Oftentimes the CISO is perceived as “Specialized IT” and not as the true business leader that they are. As a CISO, it may seem obvious that I think that this perception can lead to a self-fulfilling prophecy and that a great CISO is someone that has a unique perspective that they bring to the C-Suite. However, throughout my career, I’ve seen that there is often a gap between security and business strategy. Boards and the C-Suite need to be hiring, developing, and demanding CISOs with skills and talent that can bridge this gap, which has proven time and again to be vital to organizations’ success. As more leaders learn about and begin to value cybersecurity, it will be essential to the success of the organization that everyone is aligned and on the same page.
In practice, this includes inviting your CISO to attend (and present at!) board meetings, including them on business strategy discussions, and providing opportunities for them to further develop their skills beyond cybersecurity and into the realm of business operations. CISOs are most successful in their roles when they’re a part of the organization’s business leadership, rather than being called out from the corner only in the event of a crisis.
Ending Security as an a la carte offering
It’s no secret that with the attention on cybersecurity amid large-scale hacks, organizations are beginning to take their security measures more seriously. While there has been some positive progress here on both an organizational and policy level, security isn’t often the default thought for many organizations. Whether organizations don’t see it as a necessity or don’t have the proper resources, treating security as optional opens the door to vulnerabilities.
Increasing and scaling security measures isn’t the sole responsibility of one individual or team, but rather everyone’s responsibility. In 2022, information security leaders, along with security vendors, need to double down on their sense of accountability for customers’ and users’ security outcomes. Security vendors should incentivize their customers to be secure by default, not secure as an add-on for an extra fee.

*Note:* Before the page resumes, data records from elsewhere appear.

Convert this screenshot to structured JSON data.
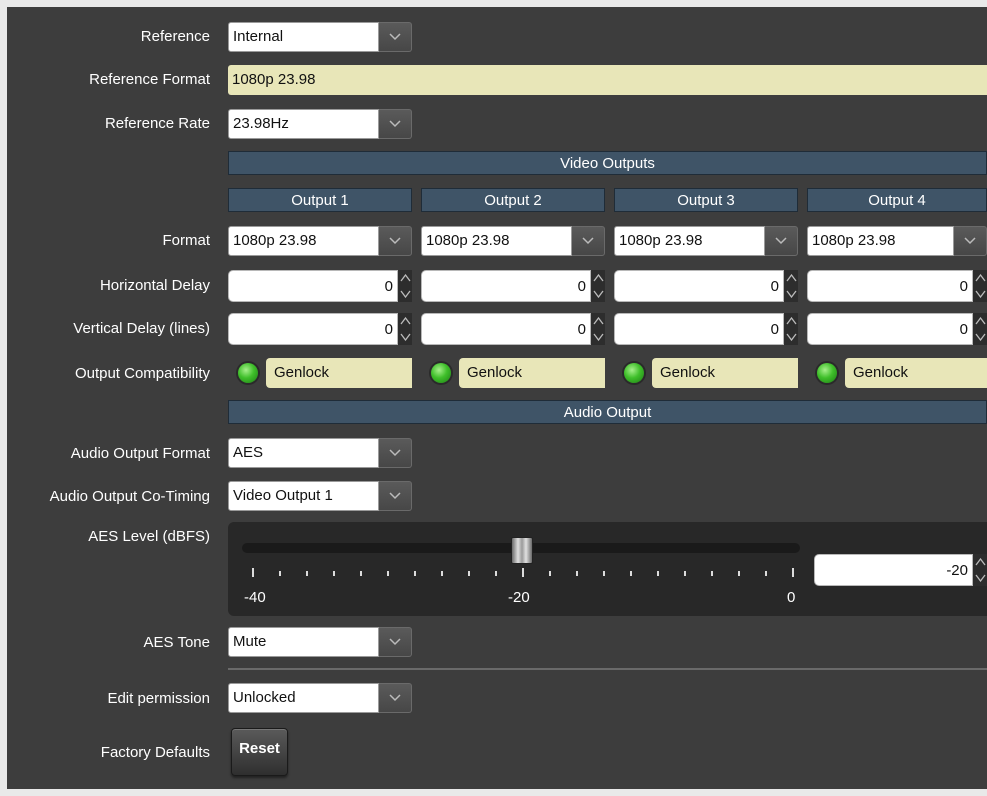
{
  "labels": {
    "reference": "Reference",
    "reference_format": "Reference Format",
    "reference_rate": "Reference Rate",
    "format": "Format",
    "horizontal_delay": "Horizontal Delay",
    "vertical_delay": "Vertical Delay (lines)",
    "output_compatibility": "Output Compatibility",
    "audio_output_format": "Audio Output Format",
    "audio_output_cotiming": "Audio Output Co-Timing",
    "aes_level": "AES Level (dBFS)",
    "aes_tone": "AES Tone",
    "edit_permission": "Edit permission",
    "factory_defaults": "Factory Defaults"
  },
  "reference": {
    "value": "Internal"
  },
  "reference_format": {
    "value": "1080p 23.98"
  },
  "reference_rate": {
    "value": "23.98Hz"
  },
  "video_outputs": {
    "header": "Video Outputs",
    "outputs": [
      {
        "name": "Output 1",
        "format": "1080p 23.98",
        "h_delay": "0",
        "v_delay": "0",
        "compat": "Genlock"
      },
      {
        "name": "Output 2",
        "format": "1080p 23.98",
        "h_delay": "0",
        "v_delay": "0",
        "compat": "Genlock"
      },
      {
        "name": "Output 3",
        "format": "1080p 23.98",
        "h_delay": "0",
        "v_delay": "0",
        "compat": "Genlock"
      },
      {
        "name": "Output 4",
        "format": "1080p 23.98",
        "h_delay": "0",
        "v_delay": "0",
        "compat": "Genlock"
      }
    ]
  },
  "audio_output": {
    "header": "Audio Output",
    "format": "AES",
    "cotiming": "Video Output 1",
    "aes_level": {
      "value": "-20",
      "min": -40,
      "max": 0,
      "current": -20,
      "tick_labels": [
        "-40",
        "-20",
        "0"
      ]
    },
    "aes_tone": "Mute"
  },
  "edit_permission": {
    "value": "Unlocked"
  },
  "factory_defaults": {
    "button_label": "Reset"
  },
  "colors": {
    "panel_bg": "#3d3d3d",
    "header_bg": "#3f5467",
    "readonly_bg": "#e8e6b8",
    "led_green": "#3fbf2a"
  }
}
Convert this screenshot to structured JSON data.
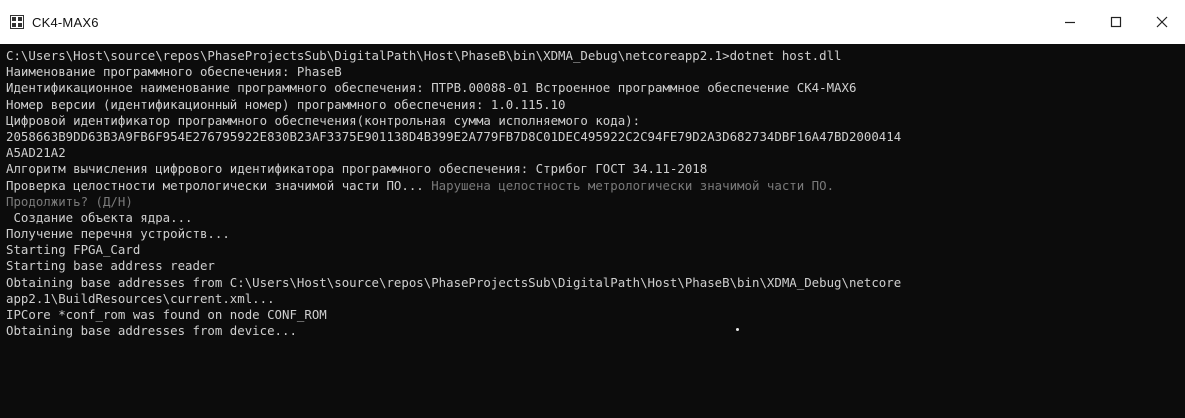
{
  "window": {
    "title": "CK4-MAX6",
    "icon": "console-app-icon",
    "controls": {
      "minimize": "minimize-icon",
      "maximize": "maximize-icon",
      "close": "close-icon"
    }
  },
  "console": {
    "lines": [
      "C:\\Users\\Host\\source\\repos\\PhaseProjectsSub\\DigitalPath\\Host\\PhaseB\\bin\\XDMA_Debug\\netcoreapp2.1>dotnet host.dll",
      "Наименование программного обеспечения: PhaseB",
      "Идентификационное наименование программного обеспечения: ПТРВ.00088-01 Встроенное программное обеспечение СК4-МАХ6",
      "Номер версии (идентификационный номер) программного обеспечения: 1.0.115.10",
      "Цифровой идентификатор программного обеспечения(контрольная сумма исполняемого кода):",
      "2058663B9DD63B3A9FB6F954E276795922E830B23AF3375E901138D4B399E2A779FB7D8C01DEC495922C2C94FE79D2A3D682734DBF16A47BD2000414",
      "A5AD21A2",
      "Алгоритм вычисления цифрового идентификатора программного обеспечения: Стрибог ГОСТ 34.11-2018",
      "Проверка целостности метрологически значимой части ПО...",
      " Нарушена целостность метрологически значимой части ПО.",
      "Продолжить? (Д/Н)",
      " Создание объекта ядра...",
      "Получение перечня устройств...",
      "Starting FPGA_Card",
      "Starting base address reader",
      "Obtaining base addresses from C:\\Users\\Host\\source\\repos\\PhaseProjectsSub\\DigitalPath\\Host\\PhaseB\\bin\\XDMA_Debug\\netcore",
      "app2.1\\BuildResources\\current.xml...",
      "IPCore *conf_rom was found on node CONF_ROM",
      "Obtaining base addresses from device..."
    ]
  }
}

Only by creating a system of accountability and a high floor for security expectations can organizations be better prepared and protected against cyberattacks in the coming years.
As we continue discovering ways to live and work together, I’m looking forward to the new year and what it will bring. With a heightened general public awareness of security, I hope that more organizations will make security a top priority and will turn to security leaders in a collaborative way. Heading into 2022, this will be the year of shifting mindsets, and the companies and employers that are able to do this will come out on top.